House of the Dragon fans experienced déjà vu while watching the latest Game of Thrones prequel episode.
In the seventh episode of the new HBO series, “Driftmark,” several scenes were deemed too dark to see by fans, with some saying that the episode was “unwatchable” because the screen was simply too dark.
A similar backlash happened during the final season of Game of Thrones in the dimly-lit battle episode “The Long Night.” Taking place over one very long night, the battle left many fans squinting at the screen as they struggled to see essential information during important sequences. The darkness also created a sense of disorientation during an already overwhelming battle.
Emmy-winning director Miguel Sapochnik, who directed both darkly lit episodes from the two series, is no stranger to this type of backlash. He spoke to IndieWire about the creative choice to use darkly-lit cinematography, saying it was what the show’s atmosphere needed.
“It made sense that this was the last hope humanity has, the last beacon of light, and from the perspective of where we needed the story to go—which was to reach a surreal, chaotic climax—we needed an environment that was friendly to that,” Sapochnik said. “So all the reasons for doing it were there, and nobody sat there and wondered if it was gonna be too dark.”
Fans, however, were not supportive of this creative decision, with some users wanting a written apology from HBO for releasing “a whole episode of black screen.”
One of HBO’s social media accounts took to Twitter to defend the dark moments in the episode, writing that those moments were “an intentional creative decision.”
In their response, the HBO account wrote:
We appreciate you reaching out about the night scene in House of the Dragon: Episode 7 appearing dark on your screen.
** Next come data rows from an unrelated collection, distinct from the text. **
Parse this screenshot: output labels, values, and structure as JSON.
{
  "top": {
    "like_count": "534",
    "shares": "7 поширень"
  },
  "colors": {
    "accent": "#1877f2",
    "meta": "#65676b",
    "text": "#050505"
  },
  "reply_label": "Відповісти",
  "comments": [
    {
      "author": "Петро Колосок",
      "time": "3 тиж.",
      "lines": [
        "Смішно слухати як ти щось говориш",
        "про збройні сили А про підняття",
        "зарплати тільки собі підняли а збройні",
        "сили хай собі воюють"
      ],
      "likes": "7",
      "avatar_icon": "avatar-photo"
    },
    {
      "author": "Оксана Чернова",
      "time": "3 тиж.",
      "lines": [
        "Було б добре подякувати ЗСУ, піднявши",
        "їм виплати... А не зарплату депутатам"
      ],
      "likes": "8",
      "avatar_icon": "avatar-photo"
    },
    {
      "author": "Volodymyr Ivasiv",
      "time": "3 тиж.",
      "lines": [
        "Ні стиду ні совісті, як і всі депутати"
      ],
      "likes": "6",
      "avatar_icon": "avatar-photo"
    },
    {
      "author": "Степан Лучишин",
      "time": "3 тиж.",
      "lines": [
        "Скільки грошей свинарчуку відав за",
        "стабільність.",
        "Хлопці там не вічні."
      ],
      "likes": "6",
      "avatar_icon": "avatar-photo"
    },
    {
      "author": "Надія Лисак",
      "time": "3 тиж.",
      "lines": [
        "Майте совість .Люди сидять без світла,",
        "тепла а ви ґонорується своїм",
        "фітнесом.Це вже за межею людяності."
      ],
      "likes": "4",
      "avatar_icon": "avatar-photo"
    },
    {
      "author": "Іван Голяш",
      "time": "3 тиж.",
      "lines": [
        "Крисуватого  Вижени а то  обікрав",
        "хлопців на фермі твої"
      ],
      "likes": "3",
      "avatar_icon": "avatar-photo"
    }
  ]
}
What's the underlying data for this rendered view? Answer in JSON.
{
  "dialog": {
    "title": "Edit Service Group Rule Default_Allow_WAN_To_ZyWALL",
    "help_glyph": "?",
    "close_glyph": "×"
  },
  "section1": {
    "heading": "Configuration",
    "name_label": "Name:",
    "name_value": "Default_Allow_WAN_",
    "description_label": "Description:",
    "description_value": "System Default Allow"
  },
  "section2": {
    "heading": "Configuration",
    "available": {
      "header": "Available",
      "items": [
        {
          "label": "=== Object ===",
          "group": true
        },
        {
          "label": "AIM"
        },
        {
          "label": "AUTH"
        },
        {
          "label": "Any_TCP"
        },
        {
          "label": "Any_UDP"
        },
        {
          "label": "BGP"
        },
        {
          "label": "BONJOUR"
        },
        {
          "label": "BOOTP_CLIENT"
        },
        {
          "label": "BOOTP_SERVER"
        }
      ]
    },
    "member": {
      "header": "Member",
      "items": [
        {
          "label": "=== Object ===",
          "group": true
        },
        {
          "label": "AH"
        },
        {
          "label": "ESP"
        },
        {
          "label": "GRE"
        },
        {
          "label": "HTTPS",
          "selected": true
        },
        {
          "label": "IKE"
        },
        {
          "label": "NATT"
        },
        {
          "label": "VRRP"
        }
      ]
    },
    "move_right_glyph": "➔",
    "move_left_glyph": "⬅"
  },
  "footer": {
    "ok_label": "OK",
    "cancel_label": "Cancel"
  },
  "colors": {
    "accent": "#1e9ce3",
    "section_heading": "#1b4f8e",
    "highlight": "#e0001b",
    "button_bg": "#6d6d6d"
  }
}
The dimmed lighting of this scene was an intentional creative decision. Thanks!
Hi Stephen! We appreciate you reaching out about a night scene in House of the Dragon: Episode 7 appearing dark on your screen. The dimmed lighting of this scene was an intentional creative decision. Thanks! ^LL— HBOMaxHelp (@HBOMaxHelp) October 3, 2022
Was the episode too dark, or was it simply a case of modern TVs being the source of the problem?
It’s Not the Fault of HBO… It's Your TV?
Night episodes are always tricky to light, especially in “historical” projects that use firelight to illuminate a scene or moonlight for exterior shots.
The Ringer writer and podcaster Joanna Robinson attempted to warn fans ahead of the episode’s airing to alter their TV settings to make the screen a bit brighter, saying, “Watch it with all the drapes closed.”
You can have a TV that shows the “brighter” parts of the frame at the right brightness level, but the way a TV handles the shadow area of the frame isn’t the same as the way it’s handled on the calibrated monitor in the post suite.
Post pros try to compensate for many viewers’ default TV settings, but there are just too many different TVs on the market and ways for them to be set that it is impossible to make a dark scene look goon on every single one.
To fix this issue, you have to change your TV’s picture controls in your menu to see the darker areas of the frame properly. On a properly set up TV, you can see details of a scene and expressions of characters’ faces in the dark moments.
Users can turn their TV to "Vivid" to compensate for the TV's lack of range, giving the viewers an overall brighter image. Unfortunately, the image will likely not look how it was intended to, but you will at least be able to see what you're watching. For modern TVs, users can switch to "Filmmaker mode" to get a clearer image and display images somewhat accurately.
This is one of the major frustrations of modern filmmaking. You cannot properly control the home experience with the consistency that we see in a proper theatrical projection.
There is no problem watching prestigious TV series on an affordable TV, but don’t blame HBO or the filmmakers behind the episode for being too dark to see anything. Streaming creates several issues when watching anything on any device. The best we can do is adjust our settings in an attempt to watch a film or series in the way the filmmakers wanted us to.
Was the episode too dark on your screen? Will you be calibrating or at least turning your monitor to "vivid" before the rest of the season? Let us know in the comments below.